As a result of this public interest, Jersey Heritage and the Jersey Tourist Guides Association (JTGA), whose guides staffed the Tower when it was open, will be meeting shortly to agree to reopen it again next summer.
The fortified Jersey Round Tower is owned by the Parish of St Clement and leased to Jersey Heritage. Set in a spectacular location, the Tower overlooks the South East Coast of Jersey Ramsar site, which forms one of the largest intertidal reefs in Europe and was designated as a Wetland of International Importance nearly two decades ago.
Jersey Heritage carried out works to enable safe access into the Tower, which was officially opened as an interpretation centre on World Wetlands Day in February. A series of seven public open days on Sundays followed between April and October. It was the first time that the Tower had been opened regularly since it was previously occupied by the Jersey Amateur Radio Society, who vacated the building in 1988.
The Tower now houses a series of pop-up banners, created by Jersey Heritage, which tell the story of Le Hocq and the defence of the Island. There is also information about the geology of the area, the prehistoric landscape, and the Ramsar site and wetlands birds. JTGA guides were on hand to give tours and answer questions when the Tower was open, supported by volunteers from Jersey Heritage and the Société Jersiaise.
An estimated 350 people visited the Tower over its opening weekend in February, with another 1,412 people recorded as visitors during the open days. After entering the Tower they were able to climb up to the first floor and down into the cellar, which would have been used to store gunpowder in the 18th century. The open days raised nearly £1,000 in donations for Jersey Heritage from members of the public.
Capt Brian Nibbs, of the JTGA, said: “We are delighted that so many people took the opportunity to find out more about the Tower’s history and the geology of this special corner of Jersey. We had some fantastic feedback, with lots of people saying they had always wanted to climb inside and take a look. We look forward to working with Jersey Heritage again next year to reopen Le Hocq Tower for another season.”
Lucy Layton, Jersey Heritage’s Outreach Curator, added: “The interpretation centre is a wonderful use for the Tower, which is a Listed building and over 200 years old. It fits perfectly with our Forts and Towers project, which aims to give public access to some of the Island’s most historic sites, while also conserving the history and character of theseincredible buildings. We are very grateful to the volunteer guides of the Jersey Tourist Guides Association, who gave up their time to staff these open days.”

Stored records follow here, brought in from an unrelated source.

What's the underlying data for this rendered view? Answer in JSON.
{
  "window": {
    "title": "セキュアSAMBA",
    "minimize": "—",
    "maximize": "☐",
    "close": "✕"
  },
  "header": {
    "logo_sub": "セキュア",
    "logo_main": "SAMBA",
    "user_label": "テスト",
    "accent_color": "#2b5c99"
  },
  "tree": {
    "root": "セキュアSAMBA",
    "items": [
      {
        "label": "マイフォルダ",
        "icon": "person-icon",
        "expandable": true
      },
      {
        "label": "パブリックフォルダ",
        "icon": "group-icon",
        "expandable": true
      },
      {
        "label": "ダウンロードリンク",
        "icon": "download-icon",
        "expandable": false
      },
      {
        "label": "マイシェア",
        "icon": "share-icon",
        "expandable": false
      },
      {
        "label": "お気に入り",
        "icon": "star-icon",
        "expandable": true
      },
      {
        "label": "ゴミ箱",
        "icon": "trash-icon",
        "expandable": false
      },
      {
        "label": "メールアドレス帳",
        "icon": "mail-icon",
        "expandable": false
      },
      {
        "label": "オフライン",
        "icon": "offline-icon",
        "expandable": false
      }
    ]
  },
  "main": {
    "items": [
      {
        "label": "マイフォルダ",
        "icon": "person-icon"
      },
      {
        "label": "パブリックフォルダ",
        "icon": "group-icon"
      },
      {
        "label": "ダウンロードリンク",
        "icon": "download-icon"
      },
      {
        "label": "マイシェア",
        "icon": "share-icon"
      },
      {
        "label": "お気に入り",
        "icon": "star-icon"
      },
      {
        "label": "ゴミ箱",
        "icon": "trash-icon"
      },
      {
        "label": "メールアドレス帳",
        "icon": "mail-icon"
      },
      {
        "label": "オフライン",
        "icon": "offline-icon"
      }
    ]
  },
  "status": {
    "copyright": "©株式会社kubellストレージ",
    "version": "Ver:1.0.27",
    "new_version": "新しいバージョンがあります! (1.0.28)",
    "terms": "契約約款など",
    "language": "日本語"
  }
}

Le Hocq Tower will reopen on World Wetlands Day on Sunday, 2 February 2020 and, subject to confirmation, the first Sunday of every month between April and October.